That proposal is supposed to help deal with the $26.7 billion in unfunded pension liabilities facing the Public School Retirees Retirement System. The move would affect all school employees hired on or after July 1, 2017.

The Senate also approved a resurrected bill on P3 projects Thursday.

Senate Bill 627, sponsored by Senate Majority Floor Leader Mike Kowall, R-White Lake, was passed by 28-to-6 vote. It heads to the House.

The bill had originally been voted down by the Senate in an 18-to-19 vote on Tuesday. Dave Biswas, a spokesman for Kowall's office, said that the vote reflected some last minute requests for provisions protecting union labor on P3 projects requested by Senate Democrats, that was included in the final version of the bill.

The legislation allows for "Public Authorities" to enter into public-private agreements for the development of an eligible project.
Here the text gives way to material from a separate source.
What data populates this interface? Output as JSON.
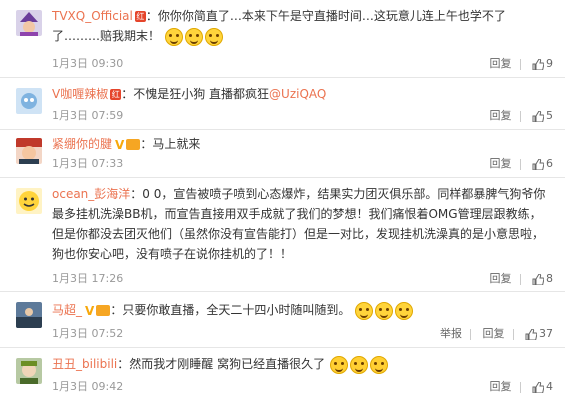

Eligible project is defined as a transportation project or facility project such as health care and laboratory facilities.

It enables the state to move ahead with projects under consideration such as mental health hospitals, veterans facilities and laboratory facilities, but would limit the ability to move forward with additional projects without further legislative action.
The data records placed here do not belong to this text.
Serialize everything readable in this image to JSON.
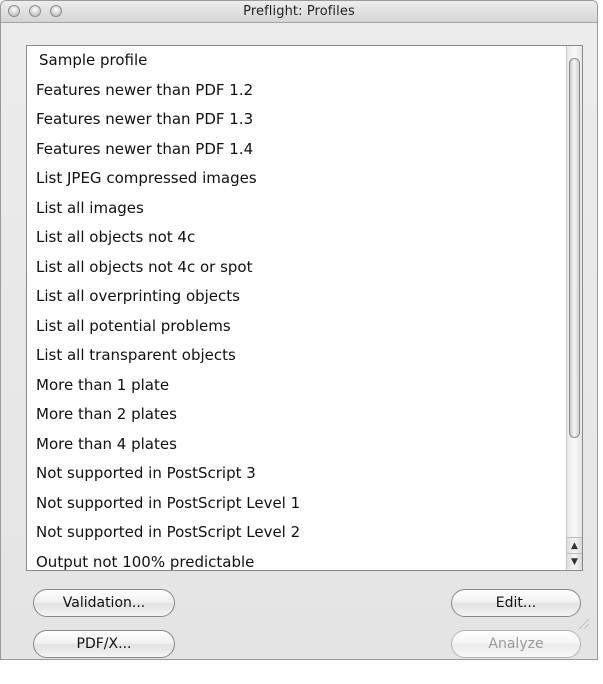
{
  "window": {
    "title": "Preflight: Profiles"
  },
  "profiles": {
    "items": [
      "Sample profile",
      "Features newer than PDF 1.2",
      "Features newer than PDF 1.3",
      "Features newer than PDF 1.4",
      "List JPEG compressed images",
      "List all images",
      "List all objects not 4c",
      "List all objects not 4c or spot",
      "List all overprinting objects",
      "List all potential problems",
      "List all transparent objects",
      "More than 1 plate",
      "More than 2 plates",
      "More than 4 plates",
      "Not supported in PostScript 3",
      "Not supported in PostScript Level 1",
      "Not supported in PostScript Level 2",
      "Output not 100% predictable"
    ]
  },
  "scrollbar": {
    "up_arrow_glyph": "▲",
    "down_arrow_glyph": "▼"
  },
  "buttons": {
    "validation": "Validation...",
    "pdfx": "PDF/X...",
    "edit": "Edit...",
    "analyze": "Analyze"
  },
  "colors": {
    "window_bg": "#e8e8e8",
    "list_bg": "#ffffff",
    "disabled_text": "#9a9a9a"
  }
}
The bill does not mandate any particular projects.

"The legislation is to provide Michigan's public authorities an avenue to more effectively deliver and manage assets over the long run by combining the design, construction, finance, operations, and maintenance of an asset in a unified manner," said Jeff Cranson, a spokesman for Michigan's Department of Transportation. "P3 may reduce risks associated with deferred maintenance, cost overruns, and accelerated lifecycle investments that currently exist in constrained budget environments and can be used to accelerate project delivery."

Sen. Patrick Colbeck, R-Canton, who voted against the bill, said it effectively removes legislative oversight of public-private partnerships that would be endowed with the authority to make people pay fees.

"Under SB 627, the legislature would be permanently handing that power to unelected state official, who would be able to unilaterally determine which projects could charge these fees and who determines their rates," said Colbeck. "I do not believe the legislature should abdicate their responsibilities in a manner that leaves taxpayers with no one they could hold directly accountable for the fees charges in association with such projects."

Anne Schieber Dykstra, a spokeswoman for the free-market oriented Mackinac Center for Public Policy, said the bill is unnecessary mainly because she said P3s can already be done individually. "We don't need a sweeping bill to make them happen," she said. "If a municipal or state government wants to contract out a service out with a private enterprise, then it should continue to do so through the legislative process."

Dykstra said the concern is that a blanket proposal like SB 627 may open the door to projects Michigan taxpayers don't support.

One section of the bill, for example, establishes the ability of unelected authorities to create toll roads, for example, something "the people of Michigan have never supported," said Dykstra. "Last year Michigan voters resoundingly defeated a gas tax. A toll is another form of tax."

The bill was originally introduced with companion bill 628, which gave the authorities more leverage to collect unpaid toll fines. That bill is now off the table but Dykstra said it could be easily be resurrected at any time.

Subscribe Now

Independent and authoritative analysis and perspective for the bond buying industry.

14-Day Free Trial

No credit card required. Complete access to articles, breaking news and industry data.